One of two things has to be true:
- Trump is not aware that his comments as president on an active criminal investigation or prosecution necessarily will influence those proceedings, in which case he is an idiot; or
- Trump knows that his comments will have undue influence on those criminal proceedings but can’t restrain himself from making them anyway, in which case he is a moron.
Either way, Trump has made one thing clear: Traitors and terrorists can count on him to save them from the full consequences of their actions.
NOTE: After posting this column, several readers pointed out occasions where President Obama also made inappropriate public comments about pending criminal investigations. They make a valid point, and I have modified my earlier statement that “every” former president refrained from doing so and added the word “almost.” I do draw one distinction, though: Obama’s public comments influenced those criminal proceedings in the direction that he supported. Trump’s are influencing such proceedings in the direction he opposes.
Author: Ken Falkenstein
Ken Falkenstein is the Managing Editor of Committed Conservative and brings a wealth of experience and expertise in public affairs to the job. Ken served in the U.S. Army in the last years of the Cold War as a Russian linguist for military intelligence and the NSA. After leaving the Army, he earned his degree in Secondary Education from Old Dominion University, where he also wrote a popular column in the student newspaper.

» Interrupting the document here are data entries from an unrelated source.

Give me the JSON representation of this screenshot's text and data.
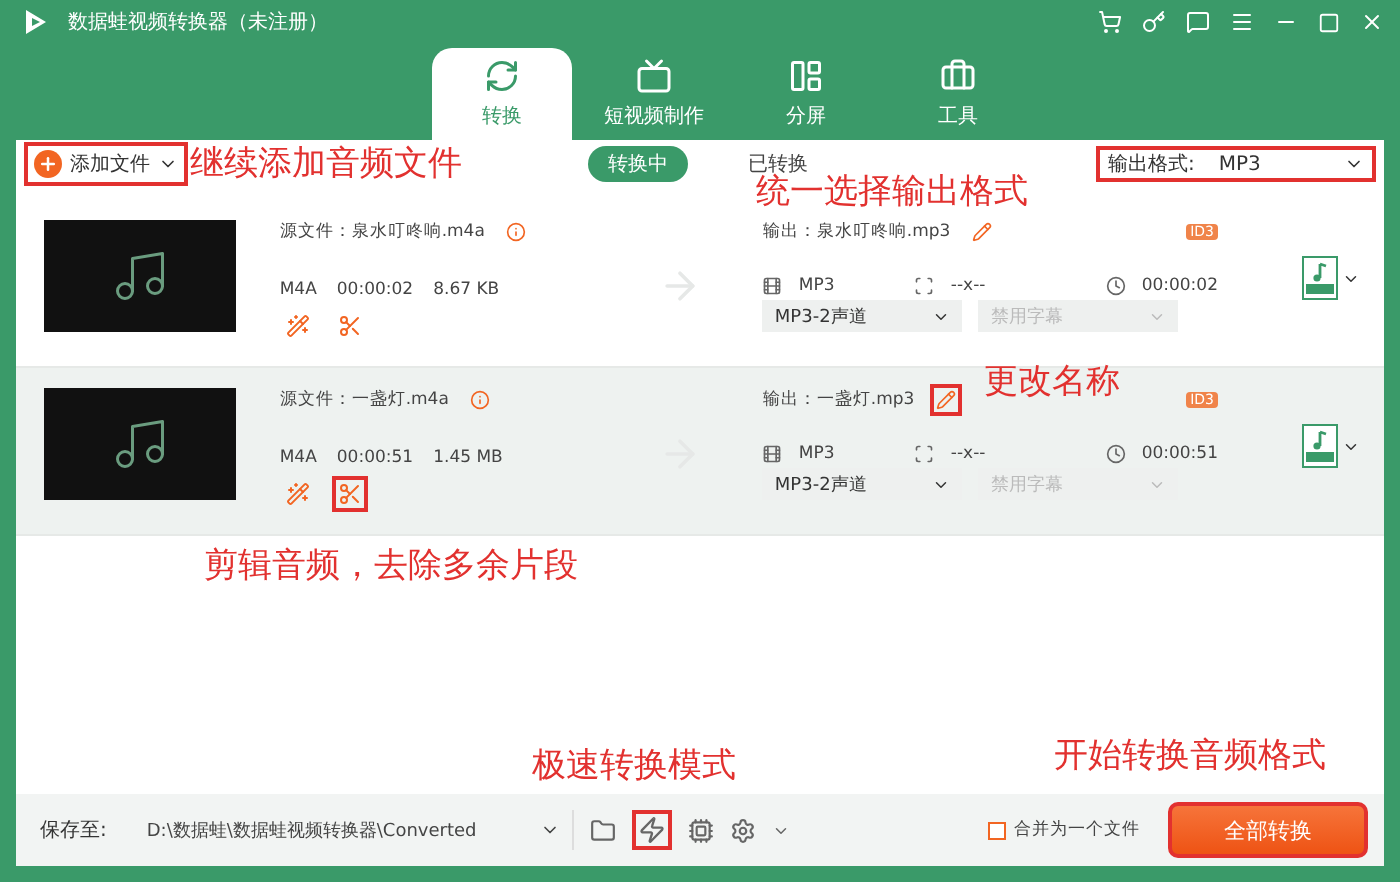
{
  "window": {
    "title": "数据蛙视频转换器（未注册）"
  },
  "tabs": [
    {
      "label": "转换",
      "kind": "convert",
      "selected": true
    },
    {
      "label": "短视频制作",
      "kind": "video",
      "selected": false
    },
    {
      "label": "分屏",
      "kind": "split",
      "selected": false
    },
    {
      "label": "工具",
      "kind": "tools",
      "selected": false
    }
  ],
  "toolbar": {
    "add_button": {
      "label": "添加文件",
      "highlighted": true
    },
    "filters": [
      {
        "label": "转换中",
        "selected": true
      },
      {
        "label": "已转换",
        "selected": false
      }
    ],
    "output_format": {
      "label": "输出格式:",
      "value": "MP3",
      "highlighted": true
    }
  },
  "files": [
    {
      "source": "源文件：泉水叮咚响.m4a",
      "type": "M4A",
      "length": "00:00:02",
      "size": "8.67 KB",
      "output": "输出：泉水叮咚响.mp3",
      "badge": "ID3",
      "format": "MP3",
      "resolution": "--x--",
      "duration": "00:00:02",
      "audio": "MP3-2声道",
      "subtitle": "禁用字幕",
      "selected": false,
      "rename_highlighted": false,
      "cut_highlighted": false
    },
    {
      "source": "源文件：一盏灯.m4a",
      "type": "M4A",
      "length": "00:00:51",
      "size": "1.45 MB",
      "output": "输出：一盏灯.mp3",
      "badge": "ID3",
      "format": "MP3",
      "resolution": "--x--",
      "duration": "00:00:51",
      "audio": "MP3-2声道",
      "subtitle": "禁用字幕",
      "selected": true,
      "rename_highlighted": true,
      "cut_highlighted": true
    }
  ],
  "bottom_bar": {
    "save_label": "保存至:",
    "path": "D:\\数据蛙\\数据蛙视频转换器\\Converted",
    "speed_highlighted": true,
    "merge": {
      "label": "合并为一个文件",
      "checked": false
    },
    "convert_button": {
      "label": "全部转换",
      "highlighted": true
    }
  },
  "annotations": [
    {
      "text": "继续添加音频文件"
    },
    {
      "text": "统一选择输出格式"
    },
    {
      "text": "更改名称"
    },
    {
      "text": "剪辑音频，去除多余片段"
    },
    {
      "text": "极速转换模式"
    },
    {
      "text": "开始转换音频格式"
    }
  ]
}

Upon graduation, Ken worked as a Legislative Aide to two Republican members of the Virginia House of Delegates. Ken also served as Corresponding Secretary of the Young Republican Federation of Virginia, managed several successful political campaigns, and managed governmental affairs operations for a local Realtor association.
In 1995, Ken moved to Washington, DC to serve as a Legislative Assistant to Sen. John Warner (R-VA). While working for Sen. Warner, Ken attended law school at night, earning his J.D. with honors from the George Mason University School of Law (n/k/a The Antonin Scalia Law School). Since that time, Ken has practiced as a civil litigation attorney, including serving for three years as an Associate City Attorney for the City of Virginia Beach, Virginia.

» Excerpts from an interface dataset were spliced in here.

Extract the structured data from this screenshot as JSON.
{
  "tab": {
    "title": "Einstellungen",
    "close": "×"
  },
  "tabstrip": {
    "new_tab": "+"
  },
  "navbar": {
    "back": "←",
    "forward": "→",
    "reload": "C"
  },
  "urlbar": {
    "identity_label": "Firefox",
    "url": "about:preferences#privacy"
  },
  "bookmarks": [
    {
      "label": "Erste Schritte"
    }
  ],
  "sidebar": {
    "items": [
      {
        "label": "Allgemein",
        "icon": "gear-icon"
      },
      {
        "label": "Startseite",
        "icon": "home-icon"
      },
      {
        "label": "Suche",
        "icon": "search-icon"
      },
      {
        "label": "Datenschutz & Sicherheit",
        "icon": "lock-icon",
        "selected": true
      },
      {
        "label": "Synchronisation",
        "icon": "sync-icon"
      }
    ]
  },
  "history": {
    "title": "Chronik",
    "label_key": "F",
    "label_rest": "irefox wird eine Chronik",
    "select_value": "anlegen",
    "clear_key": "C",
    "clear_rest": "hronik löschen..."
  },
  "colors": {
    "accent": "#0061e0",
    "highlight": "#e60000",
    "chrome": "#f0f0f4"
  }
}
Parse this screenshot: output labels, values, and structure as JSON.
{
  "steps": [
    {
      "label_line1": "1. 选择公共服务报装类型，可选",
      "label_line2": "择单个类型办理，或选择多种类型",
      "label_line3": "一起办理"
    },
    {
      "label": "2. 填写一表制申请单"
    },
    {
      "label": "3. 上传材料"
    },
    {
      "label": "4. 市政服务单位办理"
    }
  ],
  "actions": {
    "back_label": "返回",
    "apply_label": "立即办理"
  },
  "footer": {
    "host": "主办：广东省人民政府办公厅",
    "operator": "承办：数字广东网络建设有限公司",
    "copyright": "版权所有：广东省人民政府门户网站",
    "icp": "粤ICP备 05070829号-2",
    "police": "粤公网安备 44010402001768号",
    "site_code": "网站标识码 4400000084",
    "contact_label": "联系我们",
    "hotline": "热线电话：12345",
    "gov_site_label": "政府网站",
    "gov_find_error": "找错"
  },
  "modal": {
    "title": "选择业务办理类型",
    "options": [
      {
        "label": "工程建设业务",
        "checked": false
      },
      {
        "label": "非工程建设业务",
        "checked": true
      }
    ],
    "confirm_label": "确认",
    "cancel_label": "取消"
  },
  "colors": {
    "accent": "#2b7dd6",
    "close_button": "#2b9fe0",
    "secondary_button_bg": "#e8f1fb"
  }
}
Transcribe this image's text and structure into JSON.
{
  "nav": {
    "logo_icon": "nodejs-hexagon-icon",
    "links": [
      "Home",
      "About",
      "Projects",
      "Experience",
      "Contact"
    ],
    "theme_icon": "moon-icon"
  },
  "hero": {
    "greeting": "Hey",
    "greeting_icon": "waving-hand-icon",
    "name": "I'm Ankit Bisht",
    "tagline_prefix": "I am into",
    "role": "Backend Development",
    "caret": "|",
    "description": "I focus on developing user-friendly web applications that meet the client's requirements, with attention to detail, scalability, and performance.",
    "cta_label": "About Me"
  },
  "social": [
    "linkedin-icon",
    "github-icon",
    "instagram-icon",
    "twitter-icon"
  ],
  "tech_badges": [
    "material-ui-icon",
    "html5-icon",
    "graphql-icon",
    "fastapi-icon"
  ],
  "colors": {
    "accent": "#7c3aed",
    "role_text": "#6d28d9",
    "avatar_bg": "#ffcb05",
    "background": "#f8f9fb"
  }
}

Ken previously was a contributor to the highly-regarded political blog Bearing Drift and was a weekly co-host of The Steve Batton Radio Program. In 2016, Ken ran unsuccessfully for the Virginia Beach School Board. Ken is also a former President of the Down Syndrome Association of Hampton Roads.
Ken now lives outside of Denver, Colorado with his wife, Kim, and three sons, Adam, Dylan, and Joshua, who has Down syndrome. Ken’s writing is motivated and informed primarily by his concern for his kids’ future.